━━━━━ STUDY MATERIAL ━━━━━

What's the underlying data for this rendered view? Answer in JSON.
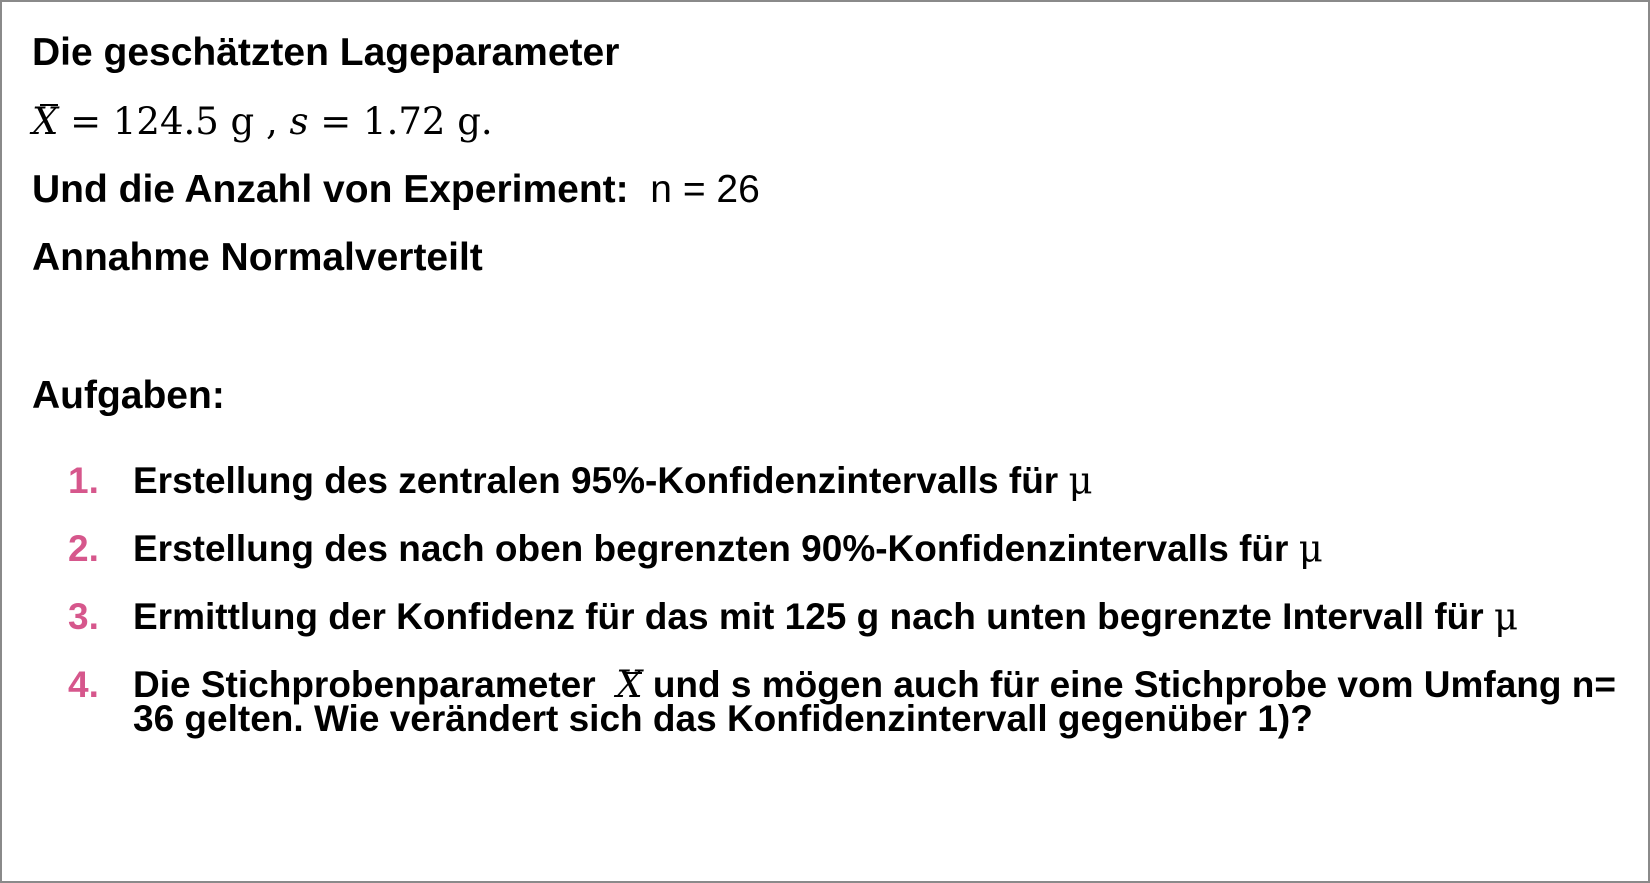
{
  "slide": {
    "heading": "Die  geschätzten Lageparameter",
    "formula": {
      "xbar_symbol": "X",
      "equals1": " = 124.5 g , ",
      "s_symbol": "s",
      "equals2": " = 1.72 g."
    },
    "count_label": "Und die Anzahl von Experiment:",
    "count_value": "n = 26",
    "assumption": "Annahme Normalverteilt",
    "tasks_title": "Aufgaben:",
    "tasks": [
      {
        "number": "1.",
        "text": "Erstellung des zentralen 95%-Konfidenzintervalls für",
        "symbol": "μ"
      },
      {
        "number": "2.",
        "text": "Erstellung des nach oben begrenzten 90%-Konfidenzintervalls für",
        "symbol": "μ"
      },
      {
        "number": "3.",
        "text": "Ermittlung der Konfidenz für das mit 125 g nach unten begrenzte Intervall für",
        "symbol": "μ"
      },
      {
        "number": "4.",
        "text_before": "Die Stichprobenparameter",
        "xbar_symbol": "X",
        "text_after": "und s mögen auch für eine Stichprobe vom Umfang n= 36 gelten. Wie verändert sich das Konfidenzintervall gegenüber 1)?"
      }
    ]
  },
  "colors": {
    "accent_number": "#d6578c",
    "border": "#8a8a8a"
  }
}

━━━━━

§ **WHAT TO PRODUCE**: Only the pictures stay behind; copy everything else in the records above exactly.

§ **WORKED SOLUTION**:
What's the underlying data for this rendered view? Answer in JSON.
{
  "slide": {
    "heading": "Die  geschätzten Lageparameter",
    "formula": {
      "xbar_symbol": "X",
      "equals1": " = 124.5 g , ",
      "s_symbol": "s",
      "equals2": " = 1.72 g."
    },
    "count_label": "Und die Anzahl von Experiment:",
    "count_value": "n = 26",
    "assumption": "Annahme Normalverteilt",
    "tasks_title": "Aufgaben:",
    "tasks": [
      {
        "number": "1.",
        "text": "Erstellung des zentralen 95%-Konfidenzintervalls für",
        "symbol": "μ"
      },
      {
        "number": "2.",
        "text": "Erstellung des nach oben begrenzten 90%-Konfidenzintervalls für",
        "symbol": "μ"
      },
      {
        "number": "3.",
        "text": "Ermittlung der Konfidenz für das mit 125 g nach unten begrenzte Intervall für",
        "symbol": "μ"
      },
      {
        "number": "4.",
        "text_before": "Die Stichprobenparameter",
        "xbar_symbol": "X",
        "text_after": "und s mögen auch für eine Stichprobe vom Umfang n= 36 gelten. Wie verändert sich das Konfidenzintervall gegenüber 1)?"
      }
    ]
  },
  "colors": {
    "accent_number": "#d6578c",
    "border": "#8a8a8a"
  }
}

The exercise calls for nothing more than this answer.